My latest IP Osgoode post discusses a mistaken New York Times story that sparked a wave of “Wikipedia is locking out new people” stories. I wrote about the mistake in what may be one of the few correct articles on the subject. I also linked back to the NYT article. This has the problematic effect of increasing the incorrect article’s page rank on Google.
It’s odd. In the course of pointing out a mistaken article, you probably will link to it. So the more people that point out a mistake, the more likely that article is to show up in a search. The PageRank system is based on the idea that the more links a site has, the more relevant it is. I had two thoughts on how to address this problem. My first idea was use something like the “rel” attribute to implement a voting system. Search engines can then incorporate this into their ranking or results. For example, you might link to a site using rel=”correction” and then Google could count it as a thumbs down or show a little warning next to the entry if there are many corrections. But that’s too easy to abuse and needs to be implemented by search engines. My second idea was more practical: when correcting another article use rel=”nofollow”. Which I didn’t do. But in the future I will.

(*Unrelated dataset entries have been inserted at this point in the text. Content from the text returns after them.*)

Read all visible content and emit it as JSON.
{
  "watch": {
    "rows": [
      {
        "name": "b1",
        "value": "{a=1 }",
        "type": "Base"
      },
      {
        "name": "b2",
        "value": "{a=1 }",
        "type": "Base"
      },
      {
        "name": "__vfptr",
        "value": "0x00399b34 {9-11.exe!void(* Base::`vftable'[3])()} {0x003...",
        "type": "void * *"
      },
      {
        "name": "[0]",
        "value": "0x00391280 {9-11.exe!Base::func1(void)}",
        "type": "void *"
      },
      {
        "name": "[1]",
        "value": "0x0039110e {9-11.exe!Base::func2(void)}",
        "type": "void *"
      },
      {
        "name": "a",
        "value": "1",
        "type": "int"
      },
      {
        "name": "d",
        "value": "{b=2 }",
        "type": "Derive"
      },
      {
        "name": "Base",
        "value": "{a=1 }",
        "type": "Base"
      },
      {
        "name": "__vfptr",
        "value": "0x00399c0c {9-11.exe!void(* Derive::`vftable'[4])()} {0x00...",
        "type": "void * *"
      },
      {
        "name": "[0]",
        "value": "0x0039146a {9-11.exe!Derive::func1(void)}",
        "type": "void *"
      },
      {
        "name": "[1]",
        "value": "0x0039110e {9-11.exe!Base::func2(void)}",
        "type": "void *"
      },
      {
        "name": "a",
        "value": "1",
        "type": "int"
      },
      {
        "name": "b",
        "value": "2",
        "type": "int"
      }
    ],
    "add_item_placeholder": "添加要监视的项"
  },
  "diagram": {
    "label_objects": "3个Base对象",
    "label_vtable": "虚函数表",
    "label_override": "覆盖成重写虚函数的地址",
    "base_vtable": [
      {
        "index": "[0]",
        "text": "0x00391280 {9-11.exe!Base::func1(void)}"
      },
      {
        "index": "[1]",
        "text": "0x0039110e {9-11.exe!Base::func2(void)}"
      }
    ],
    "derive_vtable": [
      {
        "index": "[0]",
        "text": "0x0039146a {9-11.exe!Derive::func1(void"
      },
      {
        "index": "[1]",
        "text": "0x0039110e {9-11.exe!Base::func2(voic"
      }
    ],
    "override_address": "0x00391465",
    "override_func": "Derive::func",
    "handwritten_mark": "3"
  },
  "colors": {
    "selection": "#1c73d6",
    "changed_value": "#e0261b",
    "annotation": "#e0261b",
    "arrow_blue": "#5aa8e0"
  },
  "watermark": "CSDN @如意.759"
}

None of this addresses the greater flaw of PageRank style ranking which is that it grants an advantage to the early reports over later ones. IP Osgoode, for example, is generally pretty late in writing about any subject. By being late, however, it has an advantage over those blogs that rush to report on breaking news. In theory, the IP Osgoode post ought to be better than the one that broke the story. But by that time, most people have moved on and fewer people link to the IP Osgoode post. Therefore when some person in the future looks for information on the subject, they don’t get the best information (theoretically, again). I’m probably being too simplistic about PageRank. Maybe Google has done something about this. They’re pretty smart.